Scan the data below for the string "builds". Copy every line where it appears.

Dataset rows for apps and sites:
Segment Open

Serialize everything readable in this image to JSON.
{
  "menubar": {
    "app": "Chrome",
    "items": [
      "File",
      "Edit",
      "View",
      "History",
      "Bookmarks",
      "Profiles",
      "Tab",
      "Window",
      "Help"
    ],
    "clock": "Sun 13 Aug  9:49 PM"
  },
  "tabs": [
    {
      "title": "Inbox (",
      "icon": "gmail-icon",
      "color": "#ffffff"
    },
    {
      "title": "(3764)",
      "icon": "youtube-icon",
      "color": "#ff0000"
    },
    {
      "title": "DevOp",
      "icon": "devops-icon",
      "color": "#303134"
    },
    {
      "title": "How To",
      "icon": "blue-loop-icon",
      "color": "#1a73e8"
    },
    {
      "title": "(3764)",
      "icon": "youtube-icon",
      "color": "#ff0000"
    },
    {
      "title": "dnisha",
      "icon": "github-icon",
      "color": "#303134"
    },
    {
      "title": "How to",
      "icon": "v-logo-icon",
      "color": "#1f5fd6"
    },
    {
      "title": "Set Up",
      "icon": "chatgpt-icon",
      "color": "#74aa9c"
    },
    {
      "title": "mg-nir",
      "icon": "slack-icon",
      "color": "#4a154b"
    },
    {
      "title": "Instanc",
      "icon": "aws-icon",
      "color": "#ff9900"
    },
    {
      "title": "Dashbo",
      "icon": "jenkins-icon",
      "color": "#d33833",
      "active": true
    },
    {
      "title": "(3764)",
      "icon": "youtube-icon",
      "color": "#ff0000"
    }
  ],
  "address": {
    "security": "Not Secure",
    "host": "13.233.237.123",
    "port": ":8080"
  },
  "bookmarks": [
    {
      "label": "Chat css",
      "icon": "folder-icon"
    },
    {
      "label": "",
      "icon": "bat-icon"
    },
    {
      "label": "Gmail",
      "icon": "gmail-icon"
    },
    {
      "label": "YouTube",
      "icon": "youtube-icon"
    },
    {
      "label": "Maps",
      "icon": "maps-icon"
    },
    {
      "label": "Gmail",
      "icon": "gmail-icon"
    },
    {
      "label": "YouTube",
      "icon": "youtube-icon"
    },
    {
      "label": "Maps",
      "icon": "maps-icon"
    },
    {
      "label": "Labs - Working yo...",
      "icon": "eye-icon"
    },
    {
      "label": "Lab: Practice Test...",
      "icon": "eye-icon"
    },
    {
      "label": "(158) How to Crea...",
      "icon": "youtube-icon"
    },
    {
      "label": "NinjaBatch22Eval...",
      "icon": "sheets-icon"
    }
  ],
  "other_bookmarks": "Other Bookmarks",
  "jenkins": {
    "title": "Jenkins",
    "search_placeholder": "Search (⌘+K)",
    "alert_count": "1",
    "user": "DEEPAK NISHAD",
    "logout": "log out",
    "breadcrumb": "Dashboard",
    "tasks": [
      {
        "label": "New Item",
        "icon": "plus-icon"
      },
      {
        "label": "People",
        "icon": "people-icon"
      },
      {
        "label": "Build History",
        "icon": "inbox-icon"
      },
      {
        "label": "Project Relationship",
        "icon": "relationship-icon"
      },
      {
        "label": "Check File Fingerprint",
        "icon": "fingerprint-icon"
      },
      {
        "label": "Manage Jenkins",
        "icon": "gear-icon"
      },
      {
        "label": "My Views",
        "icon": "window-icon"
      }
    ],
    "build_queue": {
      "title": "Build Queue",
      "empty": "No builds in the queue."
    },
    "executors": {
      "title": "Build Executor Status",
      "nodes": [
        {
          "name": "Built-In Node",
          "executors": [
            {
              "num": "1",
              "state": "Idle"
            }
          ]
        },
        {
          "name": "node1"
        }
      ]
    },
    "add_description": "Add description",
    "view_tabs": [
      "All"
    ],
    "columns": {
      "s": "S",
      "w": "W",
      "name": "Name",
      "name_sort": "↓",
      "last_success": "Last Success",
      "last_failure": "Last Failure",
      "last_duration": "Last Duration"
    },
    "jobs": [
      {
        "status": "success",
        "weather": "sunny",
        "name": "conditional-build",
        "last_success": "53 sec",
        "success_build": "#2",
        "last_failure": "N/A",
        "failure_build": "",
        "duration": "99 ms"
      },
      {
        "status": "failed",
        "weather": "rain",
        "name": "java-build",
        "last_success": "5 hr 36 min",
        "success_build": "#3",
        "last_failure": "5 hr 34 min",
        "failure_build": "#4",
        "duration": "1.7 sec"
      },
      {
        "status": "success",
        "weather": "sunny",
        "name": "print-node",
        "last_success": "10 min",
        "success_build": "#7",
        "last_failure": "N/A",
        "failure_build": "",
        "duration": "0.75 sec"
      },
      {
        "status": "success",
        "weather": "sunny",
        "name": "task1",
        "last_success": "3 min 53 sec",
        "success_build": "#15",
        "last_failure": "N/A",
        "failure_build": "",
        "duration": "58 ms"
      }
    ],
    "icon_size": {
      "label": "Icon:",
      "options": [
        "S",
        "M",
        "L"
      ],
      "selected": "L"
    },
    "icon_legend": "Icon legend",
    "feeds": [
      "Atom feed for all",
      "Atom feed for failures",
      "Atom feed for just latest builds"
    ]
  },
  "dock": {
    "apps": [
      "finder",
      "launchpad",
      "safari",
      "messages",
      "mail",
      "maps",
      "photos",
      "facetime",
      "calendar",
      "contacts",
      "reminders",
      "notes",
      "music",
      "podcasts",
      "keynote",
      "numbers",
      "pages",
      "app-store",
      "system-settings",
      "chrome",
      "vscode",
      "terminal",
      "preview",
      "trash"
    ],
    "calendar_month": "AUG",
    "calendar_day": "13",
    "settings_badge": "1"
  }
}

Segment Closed

- **ANSWER**
      "empty": "No builds in the queue."
      "Atom feed for just latest builds"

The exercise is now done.